Singing for Change: Folk Music and the Environmental Movement on the Hudson

Folk music and environmental activism share a long connected history. Join Dr. Stephen Petrus in conversation with singer/songwriter Richard Barone as they explore this relationship in the movement to protect the Hudson River, with particular emphasis on Pete Seeger and Clearwater.  Together, they will reflect on the use of music as a tool to raise awareness about the Hudson Valley ecosystem and combat the effects of pollution.  Plus, Barone will perform songs by Pete Seeger and encourage audience participation!

Ages 21 and up. Wine included in ticket.

ABOUT THE SPEAKERS

Stephen Petrus is a 20th-century U.S. cultural historian at LaGuardia and Wagner Archives at LaGuardia Community College.  At the Museum of the City of New York in 2015, he curated the exhibition Folk City:  New York and the Folk Music Revival and was co-author of the accompanying book, published by Oxford University Press.  His essays have been published in Studies in Popular CultureNew York History, and Los Angeles Review of Books, and his research has been supported by the Andrew W. Mellon Foundation and the Pew Foundation.  His next book will be a cultural history of Greenwich Village in the 1950s and ‘60s.

Richard Barone is an acclaimed recording artist, performer, producer, and author. Since pioneering the indie rock scene in Hoboken, New Jersey, as frontman for The Bongos and then helping to launch the chamber pop movement with his solo debut “cool blue halo,”  Barone has produced countless studio recordings and worked with artists in every musical genre. Collaborators have included Tony Visconti, Beach Boy Al Jardine, Sean Lennon, Dion, John Sebastian, Alejandro Escovedo, Donovan, Moby, the late Lou Reed, and American folk icon Pete Seeger. He has scored shows and staged all-star concert events at such venues as Carnegie Hall, the Hollywood Bowl, and New York’s Central Park. His memoir Frontman: Surviving The Rock Star Myth was published by Hal Leonard Books. His latest album Sorrows & Promises is a celebration of the early 1960s music scene in Greenwich Village, where Barone lives. He is affiliated with the Clive Davis Institute of Recorded Music at New York University and The New School University of Jazz & Contemporary Music, serves on the Board of Governors of the Recording Academy (GRAMMYs), and on the Board of Advisors of Anthology Film Archives.  Photo by Bernadeta Serafin











When: Mon., April 22, 2019 at 7:00 pm - 8:30 pm
Where: New-York Historical Society
170 Central Park West
212-873-3400
Price: $20
Buy tickets/get more info now
See other events in these categories:

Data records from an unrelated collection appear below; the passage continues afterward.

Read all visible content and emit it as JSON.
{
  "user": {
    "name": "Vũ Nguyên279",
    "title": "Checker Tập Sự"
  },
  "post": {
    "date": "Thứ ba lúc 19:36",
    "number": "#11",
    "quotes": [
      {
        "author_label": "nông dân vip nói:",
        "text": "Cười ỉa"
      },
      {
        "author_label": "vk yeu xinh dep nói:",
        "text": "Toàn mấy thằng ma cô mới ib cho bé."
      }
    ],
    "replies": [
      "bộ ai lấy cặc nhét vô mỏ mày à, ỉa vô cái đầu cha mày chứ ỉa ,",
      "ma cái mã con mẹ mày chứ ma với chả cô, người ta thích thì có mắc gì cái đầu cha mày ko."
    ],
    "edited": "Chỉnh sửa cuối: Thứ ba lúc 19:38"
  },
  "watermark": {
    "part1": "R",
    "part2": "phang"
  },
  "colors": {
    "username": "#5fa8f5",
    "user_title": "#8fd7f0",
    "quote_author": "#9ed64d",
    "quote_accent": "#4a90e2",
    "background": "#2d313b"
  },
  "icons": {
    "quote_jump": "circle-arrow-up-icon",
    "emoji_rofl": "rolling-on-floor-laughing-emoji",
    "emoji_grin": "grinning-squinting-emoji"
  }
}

Folk music and environmental activism share a long connected history. Join Dr. Stephen Petrus in conversation with singer/songwriter Richard Barone as they explore this relationship in the movement to protect the Hudson River, with particular emphasis on Pete Seeger and Clearwater.  Together, they will reflect on the use of music as a tool to raise awareness about the Hudson Valley ecosystem and combat the effects of pollution.  Plus, Barone will perform songs by Pete Seeger and encourage audience participation!

Ages 21 and up. Wine included in ticket.

ABOUT THE SPEAKERS

Stephen Petrus is a 20th-century U.S. cultural historian at LaGuardia and Wagner Archives at LaGuardia Community College.  At the Museum of the City of New York in 2015, he curated the exhibition Folk City:  New York and the Folk Music Revival and was co-author of the accompanying book, published by Oxford University Press.  His essays have been published in Studies in Popular CultureNew York History, and Los Angeles Review of Books, and his research has been supported by the Andrew W. Mellon Foundation and the Pew Foundation.  His next book will be a cultural history of Greenwich Village in the 1950s and ‘60s.

Richard Barone is an acclaimed recording artist, performer, producer, and author. Since pioneering the indie rock scene in Hoboken, New Jersey, as frontman for The Bongos and then helping to launch the chamber pop movement with his solo debut “cool blue halo,”  Barone has produced countless studio recordings and worked with artists in every musical genre. Collaborators have included Tony Visconti, Beach Boy Al Jardine, Sean Lennon, Dion, John Sebastian, Alejandro Escovedo, Donovan, Moby, the late Lou Reed, and American folk icon Pete Seeger. He has scored shows and staged all-star concert events at such venues as Carnegie Hall, the Hollywood Bowl, and New York’s Central Park. His memoir Frontman: Surviving The Rock Star Myth was published by Hal Leonard Books. His latest album Sorrows & Promises is a celebration of the early 1960s music scene in Greenwich Village, where Barone lives. He is affiliated with the Clive Davis Institute of Recorded Music at New York University and The New School University of Jazz & Contemporary Music, serves on the Board of Governors of the Recording Academy (GRAMMYs), and on the Board of Advisors of Anthology Film Archives.  Photo by Bernadeta Serafin

Buy tickets/get more info now